■ Task requirements ■
Word for word, restate the records that come next, omitting the images.

[[ Available data open ]]

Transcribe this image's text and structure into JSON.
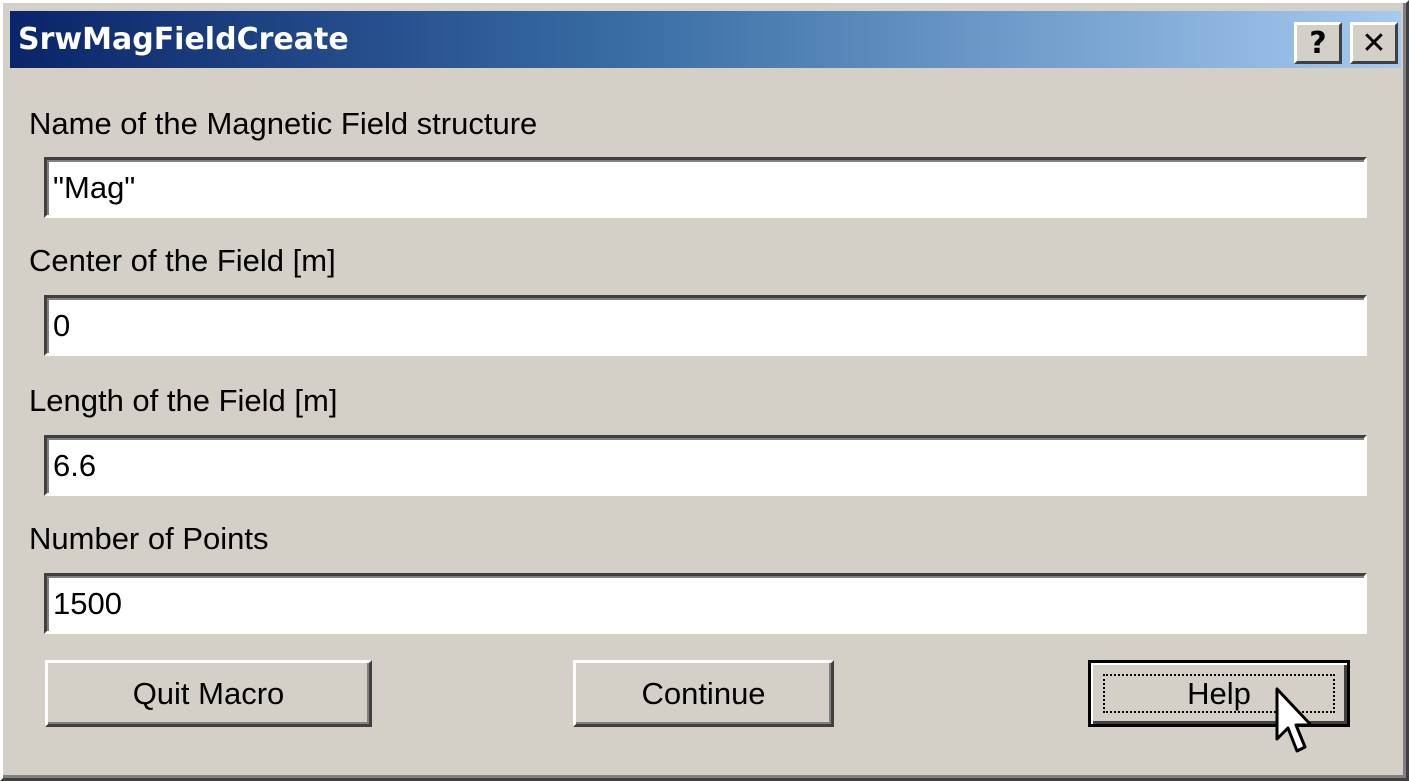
{
  "window": {
    "title": "SrwMagFieldCreate",
    "help_glyph": "?",
    "close_glyph": "✕"
  },
  "fields": [
    {
      "label": "Name of the Magnetic Field structure",
      "value": "\"Mag\""
    },
    {
      "label": "Center of the Field [m]",
      "value": "0"
    },
    {
      "label": "Length of the Field [m]",
      "value": "6.6"
    },
    {
      "label": "Number of Points",
      "value": "1500"
    }
  ],
  "buttons": {
    "quit": "Quit Macro",
    "continue": "Continue",
    "help": "Help"
  },
  "colors": {
    "title_start": "#0a246a",
    "title_end": "#a6caf0",
    "face": "#d4d0c8"
  },
  "icons": {
    "cursor": "arrow-cursor-icon"
  }
}
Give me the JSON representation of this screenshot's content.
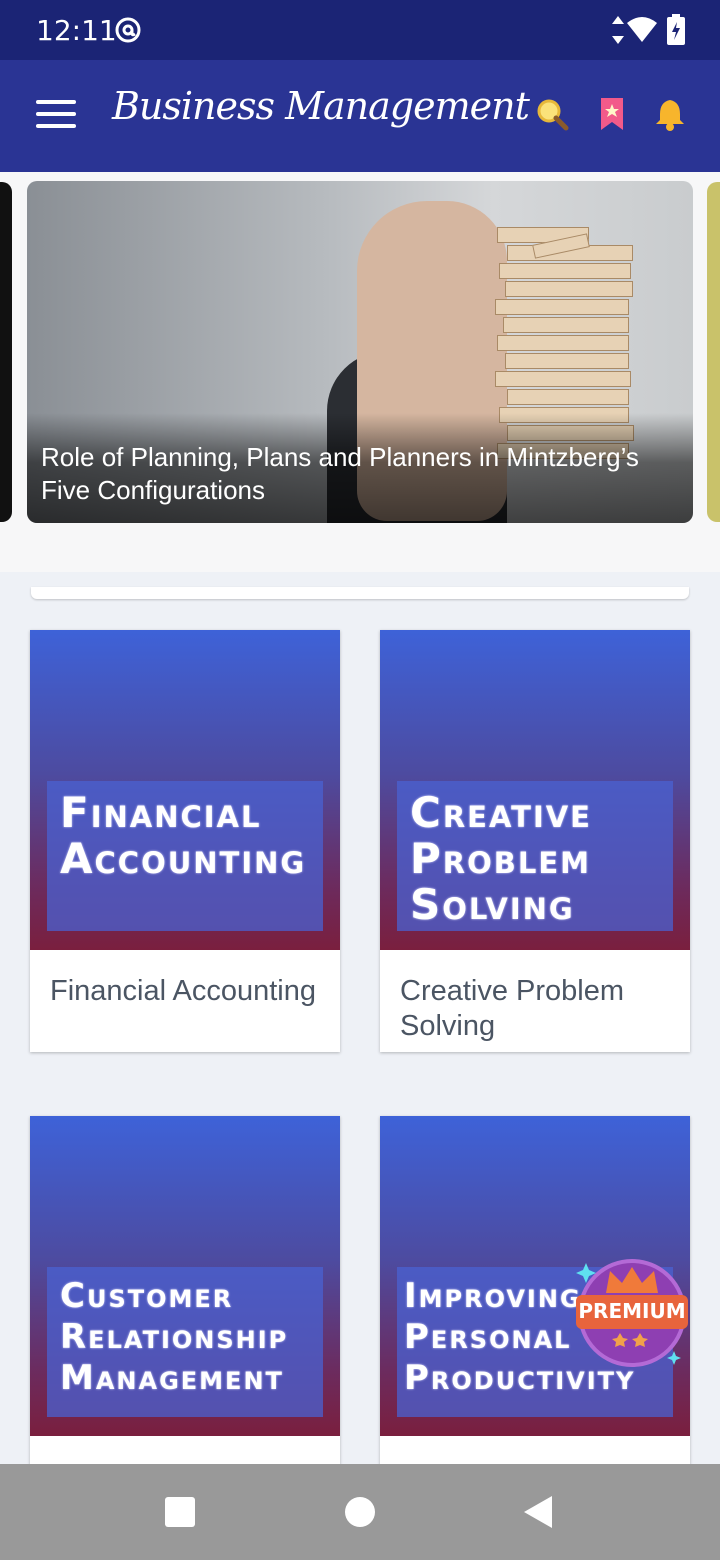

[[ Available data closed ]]

■ Answer section ■
Transcribe this image's text and structure into JSON.
{
  "window": {
    "title": "SrwMagFieldCreate",
    "help_glyph": "?",
    "close_glyph": "✕"
  },
  "fields": [
    {
      "label": "Name of the Magnetic Field structure",
      "value": "\"Mag\""
    },
    {
      "label": "Center of the Field [m]",
      "value": "0"
    },
    {
      "label": "Length of the Field [m]",
      "value": "6.6"
    },
    {
      "label": "Number of Points",
      "value": "1500"
    }
  ],
  "buttons": {
    "quit": "Quit Macro",
    "continue": "Continue",
    "help": "Help"
  },
  "colors": {
    "title_start": "#0a246a",
    "title_end": "#a6caf0",
    "face": "#d4d0c8"
  },
  "icons": {
    "cursor": "arrow-cursor-icon"
  }
}
Give me the JSON representation of this screenshot's content.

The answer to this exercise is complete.